* [EXERCISE MATERIAL]
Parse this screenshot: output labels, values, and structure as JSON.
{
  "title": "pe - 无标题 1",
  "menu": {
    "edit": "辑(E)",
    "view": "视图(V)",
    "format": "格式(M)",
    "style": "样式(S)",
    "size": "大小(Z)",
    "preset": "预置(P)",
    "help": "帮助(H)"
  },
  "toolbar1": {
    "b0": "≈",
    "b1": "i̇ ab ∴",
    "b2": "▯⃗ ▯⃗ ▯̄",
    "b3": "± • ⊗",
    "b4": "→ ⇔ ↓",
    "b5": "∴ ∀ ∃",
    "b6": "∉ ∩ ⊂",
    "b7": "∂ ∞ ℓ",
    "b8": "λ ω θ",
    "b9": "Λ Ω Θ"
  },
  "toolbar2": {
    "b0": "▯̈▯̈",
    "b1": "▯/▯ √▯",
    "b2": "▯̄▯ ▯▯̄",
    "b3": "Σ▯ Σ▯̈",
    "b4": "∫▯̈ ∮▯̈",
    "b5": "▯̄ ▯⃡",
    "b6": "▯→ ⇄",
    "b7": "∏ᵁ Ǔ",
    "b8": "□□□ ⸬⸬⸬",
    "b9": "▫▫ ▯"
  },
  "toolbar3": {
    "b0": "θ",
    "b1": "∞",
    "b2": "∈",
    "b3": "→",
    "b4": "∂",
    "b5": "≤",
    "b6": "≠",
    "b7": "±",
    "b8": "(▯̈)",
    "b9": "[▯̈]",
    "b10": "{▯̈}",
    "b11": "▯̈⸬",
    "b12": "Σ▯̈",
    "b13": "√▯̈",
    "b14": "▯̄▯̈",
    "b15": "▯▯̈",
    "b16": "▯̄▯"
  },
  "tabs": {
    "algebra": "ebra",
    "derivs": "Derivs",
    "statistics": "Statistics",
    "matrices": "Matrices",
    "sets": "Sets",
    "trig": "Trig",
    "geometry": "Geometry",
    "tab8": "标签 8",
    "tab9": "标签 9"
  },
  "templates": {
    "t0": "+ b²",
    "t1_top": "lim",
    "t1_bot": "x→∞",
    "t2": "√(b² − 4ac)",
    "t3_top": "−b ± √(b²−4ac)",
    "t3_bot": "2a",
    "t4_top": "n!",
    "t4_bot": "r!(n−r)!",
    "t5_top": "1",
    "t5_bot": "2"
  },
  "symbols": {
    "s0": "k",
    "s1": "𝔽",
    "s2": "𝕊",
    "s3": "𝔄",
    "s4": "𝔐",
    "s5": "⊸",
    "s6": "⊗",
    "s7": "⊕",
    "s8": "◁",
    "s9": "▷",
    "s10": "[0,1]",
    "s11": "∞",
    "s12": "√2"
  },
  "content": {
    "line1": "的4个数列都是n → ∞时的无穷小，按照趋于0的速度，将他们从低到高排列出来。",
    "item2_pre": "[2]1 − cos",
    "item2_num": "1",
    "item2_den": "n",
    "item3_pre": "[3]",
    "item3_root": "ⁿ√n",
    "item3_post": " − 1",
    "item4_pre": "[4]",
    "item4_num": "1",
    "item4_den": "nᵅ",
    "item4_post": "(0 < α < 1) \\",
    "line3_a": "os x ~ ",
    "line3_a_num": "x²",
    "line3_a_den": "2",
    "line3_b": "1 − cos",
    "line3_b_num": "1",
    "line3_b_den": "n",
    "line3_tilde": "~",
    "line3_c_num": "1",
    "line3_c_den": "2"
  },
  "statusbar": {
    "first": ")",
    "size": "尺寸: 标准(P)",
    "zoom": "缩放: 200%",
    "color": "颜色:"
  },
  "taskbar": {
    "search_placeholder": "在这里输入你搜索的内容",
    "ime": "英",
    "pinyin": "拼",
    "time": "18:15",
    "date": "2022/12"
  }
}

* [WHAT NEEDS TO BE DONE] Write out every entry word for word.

* [OUTPUT BELOW]
Parse this screenshot: output labels, values, and structure as JSON.
{
  "title": "pe - 无标题 1",
  "menu": {
    "edit": "辑(E)",
    "view": "视图(V)",
    "format": "格式(M)",
    "style": "样式(S)",
    "size": "大小(Z)",
    "preset": "预置(P)",
    "help": "帮助(H)"
  },
  "toolbar1": {
    "b0": "≈",
    "b1": "i̇ ab ∴",
    "b2": "▯⃗ ▯⃗ ▯̄",
    "b3": "± • ⊗",
    "b4": "→ ⇔ ↓",
    "b5": "∴ ∀ ∃",
    "b6": "∉ ∩ ⊂",
    "b7": "∂ ∞ ℓ",
    "b8": "λ ω θ",
    "b9": "Λ Ω Θ"
  },
  "toolbar2": {
    "b0": "▯̈▯̈",
    "b1": "▯/▯ √▯",
    "b2": "▯̄▯ ▯▯̄",
    "b3": "Σ▯ Σ▯̈",
    "b4": "∫▯̈ ∮▯̈",
    "b5": "▯̄ ▯⃡",
    "b6": "▯→ ⇄",
    "b7": "∏ᵁ Ǔ",
    "b8": "□□□ ⸬⸬⸬",
    "b9": "▫▫ ▯"
  },
  "toolbar3": {
    "b0": "θ",
    "b1": "∞",
    "b2": "∈",
    "b3": "→",
    "b4": "∂",
    "b5": "≤",
    "b6": "≠",
    "b7": "±",
    "b8": "(▯̈)",
    "b9": "[▯̈]",
    "b10": "{▯̈}",
    "b11": "▯̈⸬",
    "b12": "Σ▯̈",
    "b13": "√▯̈",
    "b14": "▯̄▯̈",
    "b15": "▯▯̈",
    "b16": "▯̄▯"
  },
  "tabs": {
    "algebra": "ebra",
    "derivs": "Derivs",
    "statistics": "Statistics",
    "matrices": "Matrices",
    "sets": "Sets",
    "trig": "Trig",
    "geometry": "Geometry",
    "tab8": "标签 8",
    "tab9": "标签 9"
  },
  "templates": {
    "t0": "+ b²",
    "t1_top": "lim",
    "t1_bot": "x→∞",
    "t2": "√(b² − 4ac)",
    "t3_top": "−b ± √(b²−4ac)",
    "t3_bot": "2a",
    "t4_top": "n!",
    "t4_bot": "r!(n−r)!",
    "t5_top": "1",
    "t5_bot": "2"
  },
  "symbols": {
    "s0": "k",
    "s1": "𝔽",
    "s2": "𝕊",
    "s3": "𝔄",
    "s4": "𝔐",
    "s5": "⊸",
    "s6": "⊗",
    "s7": "⊕",
    "s8": "◁",
    "s9": "▷",
    "s10": "[0,1]",
    "s11": "∞",
    "s12": "√2"
  },
  "content": {
    "line1": "的4个数列都是n → ∞时的无穷小，按照趋于0的速度，将他们从低到高排列出来。",
    "item2_pre": "[2]1 − cos",
    "item2_num": "1",
    "item2_den": "n",
    "item3_pre": "[3]",
    "item3_root": "ⁿ√n",
    "item3_post": " − 1",
    "item4_pre": "[4]",
    "item4_num": "1",
    "item4_den": "nᵅ",
    "item4_post": "(0 < α < 1) \\",
    "line3_a": "os x ~ ",
    "line3_a_num": "x²",
    "line3_a_den": "2",
    "line3_b": "1 − cos",
    "line3_b_num": "1",
    "line3_b_den": "n",
    "line3_tilde": "~",
    "line3_c_num": "1",
    "line3_c_den": "2"
  },
  "statusbar": {
    "first": ")",
    "size": "尺寸: 标准(P)",
    "zoom": "缩放: 200%",
    "color": "颜色:"
  },
  "taskbar": {
    "search_placeholder": "在这里输入你搜索的内容",
    "ime": "英",
    "pinyin": "拼",
    "time": "18:15",
    "date": "2022/12"
  }
}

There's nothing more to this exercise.